(Removal can sometimes take on strange forms, like Falter from Urza’s Block – if they can’t block when you come in for that final attack, then you’ve effectively removed them AND damaged your opponent. Bonus.)

If you get a reusable source of removal or tricks, that can be a gamebreaker. See also: Predator, Flagship and Crooked Scales.

Also keep in mind that effects with drawbacks are VERY powerful in Limited. Nobody ever played with Troubled Healer (sac a land to prevent two damage) in Constructed, but getting rid of a land to protect a creature made it a must-pick in Sealed. The threats are inconsistent enough in Sealed that ANY threat can work.


I couldn’t possibly say it better than Mister Sheldon did in his initial email to me:

"Artifact and enchantment removal really depends on the environment, which you should analyze before going in. However, some enchantments and artifacts are autowins when they hit the table, so what it comes down to is that you don’t really need them, except when you do, and then you REALLY need them."

In other words, in the absence of an in-depth analysis of the environment – and if you could do that, you wouldn’t be reading this, right? – it might not be a bad idea to pack one or two.


Heavy Counterspells. My initial mistake. I had four counters in my deck, and nothing to do once something hit the table. Don’t rely on counters to stop the big threats, because you might not have it when you need it.

Lots of Enchantments. Unless you have enough creatures to enchant, OR said enchantments serve as tricks or removal, they’re dead weight.

Heavy Card-Drawing. My other mistake. I forgot that unless I had something good to draw INTO, I was pretty helpless.

Lifegain. You’re not playing multiplayer, here.

Creature-Light Decks. The good players will swarm you unless you REALLY have a lot to back it up – and you probably don’t.

Really, Really Expensive Spells. I never built up the eight mana to play my Avatar of Woe, but I built a substandard deck around it – learn my lesson. Urza’s Rage is very potent, but you can’t count on getting the twelve mana you need to play it. It may well be that, painful as it is, you need to leave it aside UNLESS it’s in a deck that would play red anyway.


If the majority of your spells tend to be expensive (three or above), you may wish to play with 17 land. If you play with three colors, definitely go with 17.


More words of wisdom from Unca Sheldie:

"If all else fails, take your green critters and go for the beatdown."


Hold Your Spot Removal. A lot of novice players will just blast away at anything that comes out – and they’ll be really sorry when that 4/6 flying, "return a creature every turn" Reya Dawnbringer hits the board. As Jeff Moeller says, "Sometimes you have to get beat down for a while early in Sealed deck in favor of getting your creatures out."
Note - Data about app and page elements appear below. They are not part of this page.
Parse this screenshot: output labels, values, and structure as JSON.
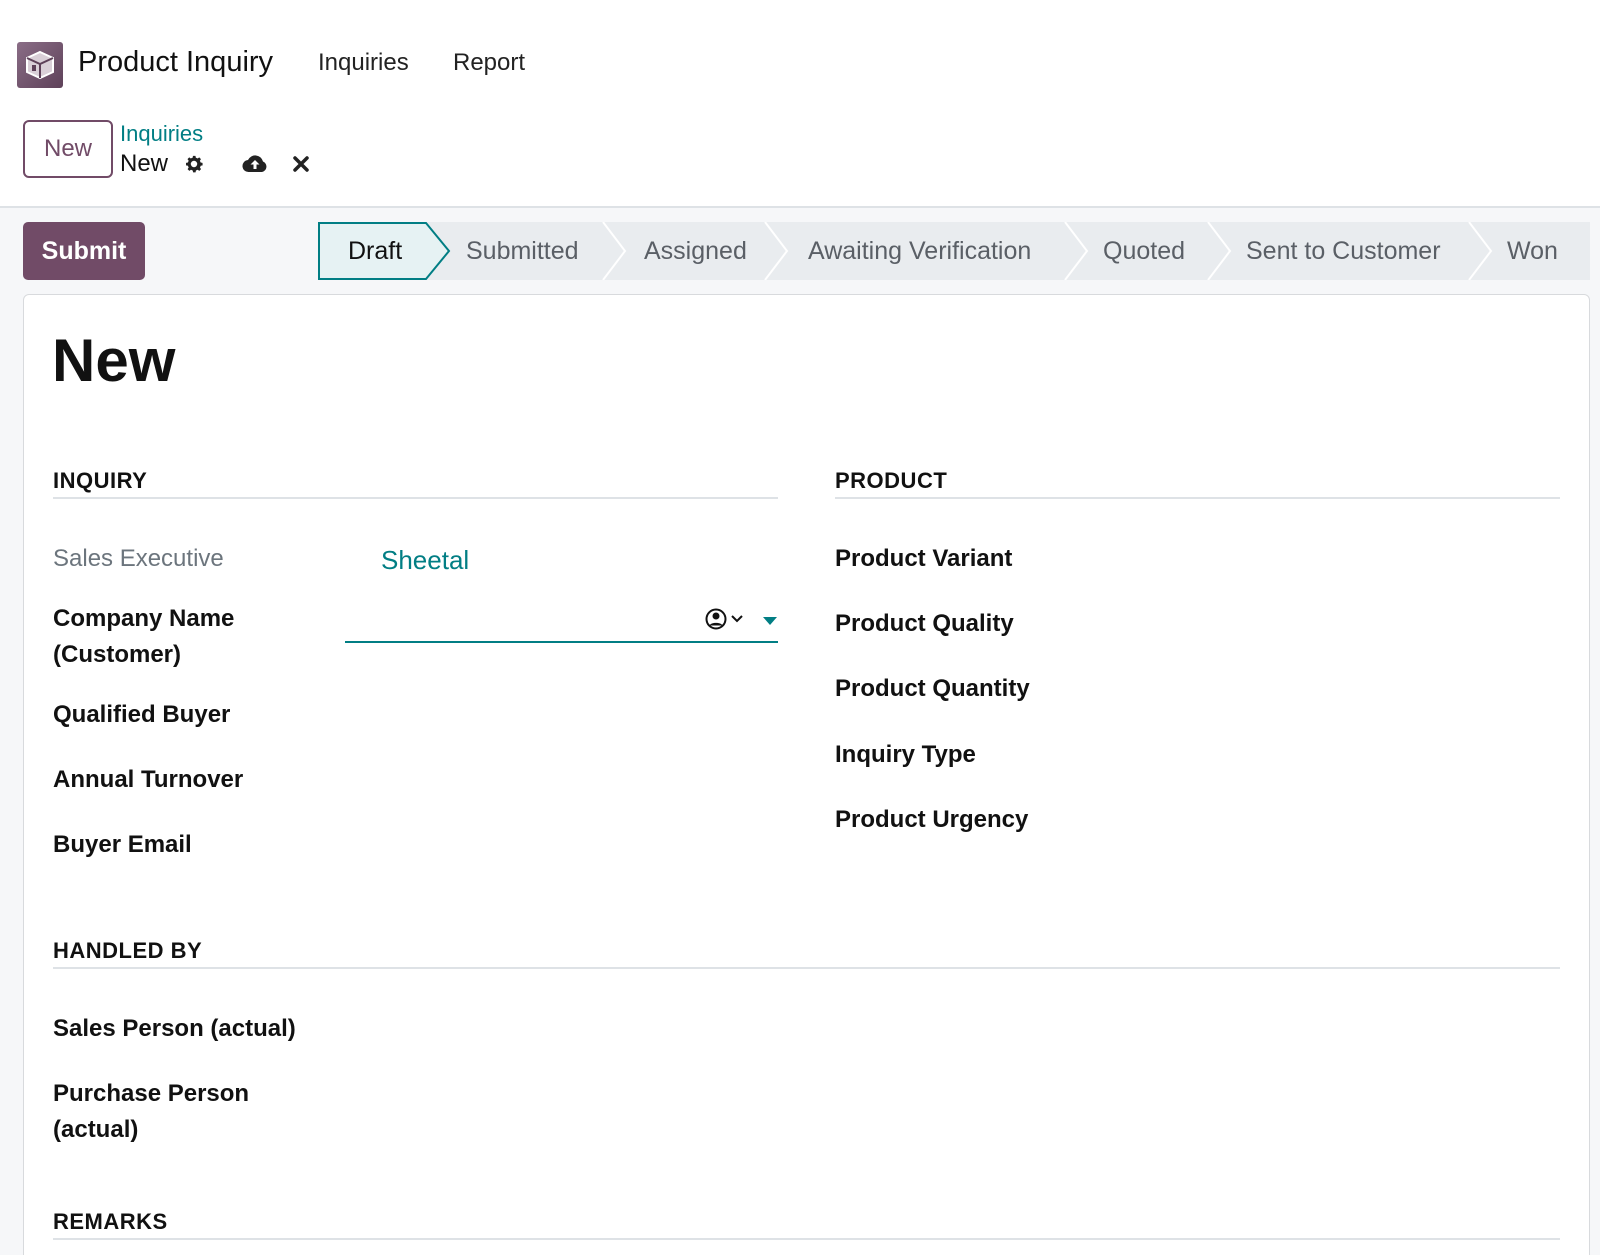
{
  "navbar": {
    "app_name": "Product Inquiry",
    "menu": [
      "Inquiries",
      "Report"
    ]
  },
  "control_panel": {
    "new_label": "New",
    "breadcrumb_parent": "Inquiries",
    "breadcrumb_current": "New"
  },
  "form": {
    "submit_label": "Submit",
    "stages": [
      "Draft",
      "Submitted",
      "Assigned",
      "Awaiting Verification",
      "Quoted",
      "Sent to Customer",
      "Won"
    ],
    "active_stage": "Draft",
    "record_title": "New",
    "sections": {
      "inquiry": "INQUIRY",
      "product": "PRODUCT",
      "handled_by": "HANDLED BY",
      "remarks": "REMARKS"
    },
    "inquiry_fields": {
      "sales_executive_label": "Sales Executive",
      "sales_executive_value": "Sheetal",
      "company_name_label": "Company Name (Customer)",
      "company_name_value": "",
      "qualified_buyer_label": "Qualified Buyer",
      "annual_turnover_label": "Annual Turnover",
      "buyer_email_label": "Buyer Email"
    },
    "product_fields": {
      "product_variant_label": "Product Variant",
      "product_quality_label": "Product Quality",
      "product_quantity_label": "Product Quantity",
      "inquiry_type_label": "Inquiry Type",
      "product_urgency_label": "Product Urgency"
    },
    "handled_by_fields": {
      "sales_person_label": "Sales Person (actual)",
      "purchase_person_label": "Purchase Person (actual)"
    }
  },
  "colors": {
    "brand": "#714b67",
    "link": "#017e84",
    "active_stage_bg": "#e6f2f3"
  },
  "icons": [
    "app-box-icon",
    "gear-icon",
    "cloud-upload-icon",
    "close-icon",
    "avatar-icon",
    "chevron-down-icon",
    "caret-down-icon"
  ]
}
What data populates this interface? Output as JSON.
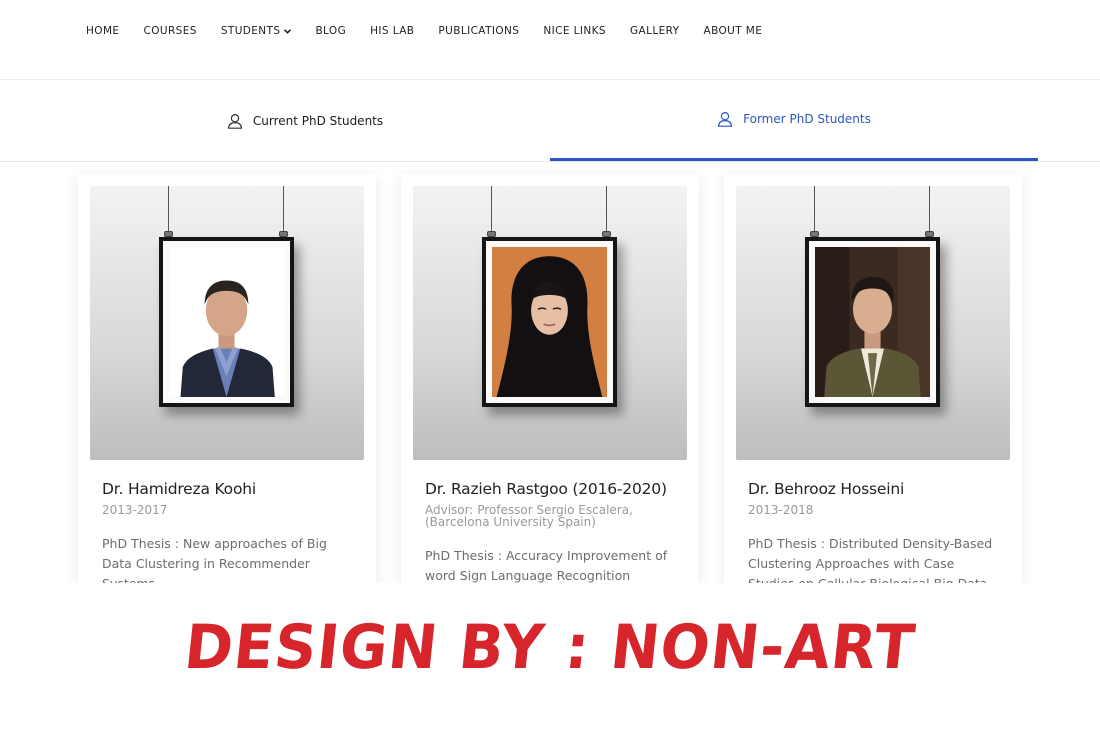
{
  "nav": {
    "items": [
      {
        "label": "HOME"
      },
      {
        "label": "COURSES"
      },
      {
        "label": "STUDENTS"
      },
      {
        "label": "BLOG"
      },
      {
        "label": "HIS LAB"
      },
      {
        "label": "PUBLICATIONS"
      },
      {
        "label": "NICE LINKS"
      },
      {
        "label": "GALLERY"
      },
      {
        "label": "ABOUT ME"
      }
    ]
  },
  "tabs": {
    "current": {
      "label": "Current PhD Students",
      "icon": "user-icon"
    },
    "former": {
      "label": "Former PhD Students",
      "icon": "user-icon",
      "active": true
    }
  },
  "colors": {
    "accent": "#2a56c6",
    "banner": "#d6262b"
  },
  "students": [
    {
      "name": "Dr. Hamidreza Koohi",
      "sub": "2013-2017",
      "desc": "PhD Thesis : New approaches of Big Data Clustering in Recommender Systems"
    },
    {
      "name": "Dr. Razieh Rastgoo (2016-2020)",
      "sub": "Advisor: Professor Sergio Escalera, (Barcelona University Spain)",
      "desc": "PhD Thesis : Accuracy Improvement of word Sign Language Recognition"
    },
    {
      "name": "Dr. Behrooz Hosseini",
      "sub": "2013-2018",
      "desc": "PhD Thesis : Distributed Density-Based Clustering Approaches with Case Studies on Cellular Biological Big Data"
    }
  ],
  "banner": {
    "text": "DESIGN BY : NON-ART"
  }
}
Don’t Overextend. There is a fair amount of mass removal in Invasion, so don’t just put everything out because you can. There is a chance that everything might get wiped away, so only commit totally when you’re sure you can win.***
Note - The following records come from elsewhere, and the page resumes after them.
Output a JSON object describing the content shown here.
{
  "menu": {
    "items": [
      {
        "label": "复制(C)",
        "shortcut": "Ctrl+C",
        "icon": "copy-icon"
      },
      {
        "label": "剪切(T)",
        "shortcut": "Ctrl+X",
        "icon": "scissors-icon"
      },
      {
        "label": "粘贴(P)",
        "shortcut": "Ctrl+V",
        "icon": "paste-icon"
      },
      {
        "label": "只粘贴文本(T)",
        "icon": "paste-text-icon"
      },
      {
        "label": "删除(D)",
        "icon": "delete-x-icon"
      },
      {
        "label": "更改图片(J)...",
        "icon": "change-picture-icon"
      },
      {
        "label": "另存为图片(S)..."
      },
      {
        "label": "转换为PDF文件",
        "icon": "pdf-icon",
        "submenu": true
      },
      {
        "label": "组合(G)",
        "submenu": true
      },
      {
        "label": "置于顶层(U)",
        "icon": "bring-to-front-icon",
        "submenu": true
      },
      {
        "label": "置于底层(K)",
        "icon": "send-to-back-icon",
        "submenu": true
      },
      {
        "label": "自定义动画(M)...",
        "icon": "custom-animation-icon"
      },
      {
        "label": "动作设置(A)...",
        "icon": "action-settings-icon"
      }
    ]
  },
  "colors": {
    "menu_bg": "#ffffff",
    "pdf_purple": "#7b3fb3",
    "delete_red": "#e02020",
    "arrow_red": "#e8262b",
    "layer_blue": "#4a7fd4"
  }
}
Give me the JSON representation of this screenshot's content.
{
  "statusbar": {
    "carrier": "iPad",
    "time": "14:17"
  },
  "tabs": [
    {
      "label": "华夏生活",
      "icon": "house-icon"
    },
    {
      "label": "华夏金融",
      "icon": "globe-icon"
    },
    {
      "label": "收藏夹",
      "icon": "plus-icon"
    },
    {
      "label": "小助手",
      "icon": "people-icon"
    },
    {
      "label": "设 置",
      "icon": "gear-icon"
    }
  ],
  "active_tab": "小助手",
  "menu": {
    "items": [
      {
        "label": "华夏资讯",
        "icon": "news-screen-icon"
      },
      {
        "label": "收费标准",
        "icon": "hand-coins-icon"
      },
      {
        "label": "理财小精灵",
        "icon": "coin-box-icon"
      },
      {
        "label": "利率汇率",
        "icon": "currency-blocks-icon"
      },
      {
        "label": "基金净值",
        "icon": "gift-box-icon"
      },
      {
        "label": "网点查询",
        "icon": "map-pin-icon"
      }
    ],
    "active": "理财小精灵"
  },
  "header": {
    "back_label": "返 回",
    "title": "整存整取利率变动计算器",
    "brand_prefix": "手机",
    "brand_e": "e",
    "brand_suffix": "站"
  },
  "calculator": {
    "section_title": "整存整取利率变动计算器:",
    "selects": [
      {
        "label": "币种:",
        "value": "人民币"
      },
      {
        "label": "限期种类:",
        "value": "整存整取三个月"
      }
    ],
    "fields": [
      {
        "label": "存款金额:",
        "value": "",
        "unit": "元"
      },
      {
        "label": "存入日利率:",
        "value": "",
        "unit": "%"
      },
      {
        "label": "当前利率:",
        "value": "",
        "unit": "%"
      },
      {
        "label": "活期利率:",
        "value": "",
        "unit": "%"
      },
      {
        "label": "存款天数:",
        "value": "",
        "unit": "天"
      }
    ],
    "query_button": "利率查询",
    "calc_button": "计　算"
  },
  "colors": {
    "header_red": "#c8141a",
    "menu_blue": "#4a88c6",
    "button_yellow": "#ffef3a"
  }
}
For God’s Sake, Ask. There are a lot of new cards, and nobody’s really sure how they all interact yet – except the judges. If all of the judges are like the magnificent Sheldon (who runs a fine tourney), you have nothing to fear. Don’t be afraid to call someone over.

Sometimes You Eat the Bear, Sometimes the Bear Eats You. There is a large luck element to Sealed, and occasionally you’ll just get a deck where, as Sean McKeown puts it, "God hates you." Don’t get discouraged.

The Ferrett, Sheldon Menery, and Jeff Moeller

* — I went something like 1-3 and came in 27th out of 40, if you must know. You tourney players may now heap scorn upon me. Wait, you already are.

** — This was before Mr. Menery became the BMOC here, writing his fantabulous column and all.

*** — Any major errors in here are my fault in translating, not theirs.

**** — My personal take. Be warned that I am a suckolicious weasel and not the Sealed GODS that Jeff and Sheldon are.